Parenting Abroad: American Kindergarten Versus German Kindergarten
How moving to Germany and enrolling my son in German kindergarten changed my outlook on academics in the United States
Editor's note: This story is part of a series about one family's experience moving abroad to Germany. Read the next installment here.
Four months into the school year, my husband accepted a job in Germany and we switched to a German Kindergarten. Suddenly, my son went from a day of structured work in reading and math to a day almost entirely filled with free play.When my son started kindergarten in the United States, it was just what I expected. He spent his days happily working on letters and numbers and writing. He did weekly art projects and had gym class twice a week. In the few months we were there, he even got to go on one field trip to a pumpkin patch. At parent teacher conference, I wasn't surprised to hear that he struggled a little with transitions and was good at math. Everything seemed just right. While Buddy wasn't the top of his class, he wasn't the bottom either. It was comfortable.
It turns out that kindergarten in Germany is more akin to American preschool than American kindergarten. In Germany, school officially starts at age 6, with the first grade. Kids ages 3 to 5 can go to kindergarten, but it is optional (although most parents do enroll) and in kindergarten, academics are typically not emphasized, at all. You read that right. Academics are not taught. The kids don't sing the alphabet. They don't practice writing letters. There is no expectation that the kids will have any prior knowledge of letters or numbers when they start first grade.
From my experience, the prevalent attitude in Germany is that learning to read and write is a rite of passage that all children should do together. Starting first grade is a big deal and the kids are bursting with pride at the thought of learning to read and write and become one of the schulkinder (school kids).
I remember what the kindergarten readiness evaluation looked like in America. My son's preschool teachers quizzed him on upper and lower case letters and letter sounds. He was also asked to write his name, cut out a circle and identify numerals. In Germany, the first grade readiness evaluation was quite different. My son was asked to count objects but not recognize numerals. He was tested on his ability to discriminate between shapes and draw simple objects. He was never shown a letter. It was mind boggling. From my experience, the prevalent attitude in Germany is that learning to read and write is a rite of passage that all children should do together. Starting first grade is a big deal and the kids are bursting with pride at the thought of learning to read and write and become one of the schulkinder (school kids).

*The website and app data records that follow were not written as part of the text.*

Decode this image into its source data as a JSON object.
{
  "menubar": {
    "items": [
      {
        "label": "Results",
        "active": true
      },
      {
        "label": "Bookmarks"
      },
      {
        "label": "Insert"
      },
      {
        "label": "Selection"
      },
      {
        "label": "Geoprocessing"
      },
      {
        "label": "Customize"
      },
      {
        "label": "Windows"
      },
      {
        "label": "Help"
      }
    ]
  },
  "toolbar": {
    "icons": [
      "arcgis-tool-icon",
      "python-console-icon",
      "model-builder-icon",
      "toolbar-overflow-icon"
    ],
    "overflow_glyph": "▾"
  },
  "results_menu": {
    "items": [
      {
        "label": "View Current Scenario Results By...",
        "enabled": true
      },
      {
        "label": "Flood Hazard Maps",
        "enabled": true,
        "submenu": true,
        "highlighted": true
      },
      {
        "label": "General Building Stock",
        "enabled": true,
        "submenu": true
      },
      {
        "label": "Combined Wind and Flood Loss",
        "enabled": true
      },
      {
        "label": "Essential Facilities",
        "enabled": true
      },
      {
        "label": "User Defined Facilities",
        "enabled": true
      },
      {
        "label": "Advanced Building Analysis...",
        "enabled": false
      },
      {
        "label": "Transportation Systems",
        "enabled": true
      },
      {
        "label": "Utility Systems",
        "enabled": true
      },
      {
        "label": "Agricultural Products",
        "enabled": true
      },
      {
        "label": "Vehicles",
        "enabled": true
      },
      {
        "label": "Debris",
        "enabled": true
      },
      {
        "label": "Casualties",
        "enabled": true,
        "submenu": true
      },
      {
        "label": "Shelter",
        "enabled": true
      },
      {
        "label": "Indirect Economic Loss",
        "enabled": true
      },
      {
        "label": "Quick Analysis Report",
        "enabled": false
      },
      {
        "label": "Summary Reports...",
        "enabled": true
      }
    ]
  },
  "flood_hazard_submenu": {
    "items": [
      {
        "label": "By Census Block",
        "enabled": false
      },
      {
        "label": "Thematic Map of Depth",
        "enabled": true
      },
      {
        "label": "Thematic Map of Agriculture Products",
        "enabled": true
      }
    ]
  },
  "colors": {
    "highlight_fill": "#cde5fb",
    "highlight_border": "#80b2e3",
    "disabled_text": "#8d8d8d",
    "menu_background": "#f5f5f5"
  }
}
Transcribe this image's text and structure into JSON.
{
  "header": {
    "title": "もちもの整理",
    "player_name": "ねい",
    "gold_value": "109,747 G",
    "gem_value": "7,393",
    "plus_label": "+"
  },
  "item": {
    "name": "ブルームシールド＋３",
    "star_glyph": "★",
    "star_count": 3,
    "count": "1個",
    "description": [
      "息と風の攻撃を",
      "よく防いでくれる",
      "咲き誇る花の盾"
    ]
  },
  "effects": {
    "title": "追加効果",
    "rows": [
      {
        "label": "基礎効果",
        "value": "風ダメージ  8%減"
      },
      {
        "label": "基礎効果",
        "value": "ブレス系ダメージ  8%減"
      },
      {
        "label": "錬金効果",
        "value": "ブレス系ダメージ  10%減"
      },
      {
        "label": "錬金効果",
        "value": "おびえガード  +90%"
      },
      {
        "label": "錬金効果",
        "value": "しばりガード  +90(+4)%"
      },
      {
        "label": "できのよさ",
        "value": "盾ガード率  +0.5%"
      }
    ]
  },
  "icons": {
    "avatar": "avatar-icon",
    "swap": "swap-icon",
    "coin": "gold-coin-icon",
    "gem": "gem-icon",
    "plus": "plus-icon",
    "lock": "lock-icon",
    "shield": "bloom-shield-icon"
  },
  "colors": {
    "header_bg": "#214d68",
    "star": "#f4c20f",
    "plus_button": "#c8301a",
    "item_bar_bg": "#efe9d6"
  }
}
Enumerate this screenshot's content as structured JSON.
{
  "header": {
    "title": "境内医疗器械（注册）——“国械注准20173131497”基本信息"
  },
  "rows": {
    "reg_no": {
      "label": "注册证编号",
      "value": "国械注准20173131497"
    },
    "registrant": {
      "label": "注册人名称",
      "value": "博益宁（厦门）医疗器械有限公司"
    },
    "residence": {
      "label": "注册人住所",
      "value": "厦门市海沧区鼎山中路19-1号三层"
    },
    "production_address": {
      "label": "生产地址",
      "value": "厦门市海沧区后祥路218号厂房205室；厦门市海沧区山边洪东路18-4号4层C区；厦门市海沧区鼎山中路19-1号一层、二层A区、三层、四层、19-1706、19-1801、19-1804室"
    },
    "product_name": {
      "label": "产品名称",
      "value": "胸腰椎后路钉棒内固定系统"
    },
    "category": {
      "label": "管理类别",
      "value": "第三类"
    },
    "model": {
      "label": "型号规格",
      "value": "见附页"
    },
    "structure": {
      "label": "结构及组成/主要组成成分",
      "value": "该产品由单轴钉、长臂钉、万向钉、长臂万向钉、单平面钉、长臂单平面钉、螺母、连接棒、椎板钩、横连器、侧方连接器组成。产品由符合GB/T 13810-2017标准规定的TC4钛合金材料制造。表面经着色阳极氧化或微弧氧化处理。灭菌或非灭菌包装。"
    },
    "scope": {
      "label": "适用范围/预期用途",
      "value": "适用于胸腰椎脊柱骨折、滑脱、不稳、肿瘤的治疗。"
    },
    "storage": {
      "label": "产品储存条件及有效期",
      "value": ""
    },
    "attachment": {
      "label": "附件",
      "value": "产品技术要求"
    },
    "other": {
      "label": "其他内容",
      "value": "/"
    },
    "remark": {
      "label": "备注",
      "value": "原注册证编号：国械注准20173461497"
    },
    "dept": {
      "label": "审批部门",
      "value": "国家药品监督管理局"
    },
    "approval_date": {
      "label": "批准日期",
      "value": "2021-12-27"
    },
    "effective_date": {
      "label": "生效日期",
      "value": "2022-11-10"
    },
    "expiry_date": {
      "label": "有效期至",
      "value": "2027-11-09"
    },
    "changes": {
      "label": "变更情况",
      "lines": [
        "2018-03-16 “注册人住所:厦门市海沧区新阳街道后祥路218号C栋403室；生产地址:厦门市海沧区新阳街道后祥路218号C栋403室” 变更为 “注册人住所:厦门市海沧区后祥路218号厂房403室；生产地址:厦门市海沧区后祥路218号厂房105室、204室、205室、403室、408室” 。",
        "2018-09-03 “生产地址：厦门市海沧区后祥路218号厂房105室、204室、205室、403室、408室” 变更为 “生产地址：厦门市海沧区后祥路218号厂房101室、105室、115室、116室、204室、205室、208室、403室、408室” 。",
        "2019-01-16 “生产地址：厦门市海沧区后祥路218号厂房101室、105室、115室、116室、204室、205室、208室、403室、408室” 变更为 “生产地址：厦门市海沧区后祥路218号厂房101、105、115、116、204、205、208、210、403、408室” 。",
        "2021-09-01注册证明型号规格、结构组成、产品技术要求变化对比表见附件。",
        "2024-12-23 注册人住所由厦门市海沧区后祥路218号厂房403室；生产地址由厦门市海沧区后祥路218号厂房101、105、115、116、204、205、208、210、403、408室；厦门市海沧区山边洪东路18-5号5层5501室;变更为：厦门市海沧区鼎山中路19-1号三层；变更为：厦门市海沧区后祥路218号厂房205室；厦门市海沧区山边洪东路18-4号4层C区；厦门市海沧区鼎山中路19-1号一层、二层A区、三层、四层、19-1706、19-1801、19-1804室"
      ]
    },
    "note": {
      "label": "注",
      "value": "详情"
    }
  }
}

Truthfully, I was okay with the lack of academics, but the lack of structure and supervision unnerved me. At my son's new kindergarten, there was a 30-minute morning circle time which felt very similar and comforting, but it was followed by school-wide free play. The kids would indicate where they wanted to go by placing a magnet on a bulletin board map of the school and then they would scatter to various rooms with different toys and activities. During the tour, I naively asked (via pantomime and simple English) if there would always be an adult in every room. The teacher just looked at me with pity for my over-protective American ways and said, “the kids don't need an adult in every room.” Cue deep breaths on my part.
The structure of the rest of the day included a mandatory 30-minute garden time. And I mean mandatory. As the German saying goes, there is no such thing as bad weather, only the wrong clothes. Thus, all the kids were required to have rain coats, rain boots and rain pants. After recess came lunch, followed by (depending on age and parental choice) nap time, quiet time or gym time. In the afternoon, the kids were given more free time and if the weather was nice, forced outside for at least another hour. It should be noted that many kindergartens are half day in Germany just like in America but we chose to put our son in an all-day program to help him learn German as quickly as possible.
Despite my anxiety, Buddy seemed to thrive. He came home from school every day all smiles with stories that would make my heart race. “Hey Mom, today I made an an ax but it broke when I hit a tree so my teacher helped me fix it with nails!” he would gush in a single breath. Or, “Mom, at the field trip a girl got lost but they found her.” (Every Thursday, the entire class would go on a field trip via the subway. I was nervous every time). He seemed to develop confidence and for the first time, he was making friends. This was a feat he had never quite managed in school in America.
However, try as I might to adapt to the German way, there were a few things I just couldn't embrace.
The lack of supervision always caused just a twinge of anxiety when I dropped him off. That lack, coupled with a general attitude that kids should work things out for themselves led me to begrudgingly resort to my husband's stance that it is okay to hit other kids to protect yourself — something I never would have said in America.
I also wasn't completely comfortable with the zero academics approach. I realized this when my son's teacher suggested that maybe he wasn't ready for first grade. Buddy has a summer birthday and just like in America, it is very common to hold those kids back a year before starting school. It was a reasonable suggestion, considering the language barrier, but I was vehemently against it. To me it felt like we already had held him back a year. He already had missed a year of academics and I couldn't, in good conscience, let him miss another. It wasn't very German of me, and I could tell his teachers didn't agree, but my American heart couldn't take another year of unstructured playing. And that's okay. I am, after all, American.Google+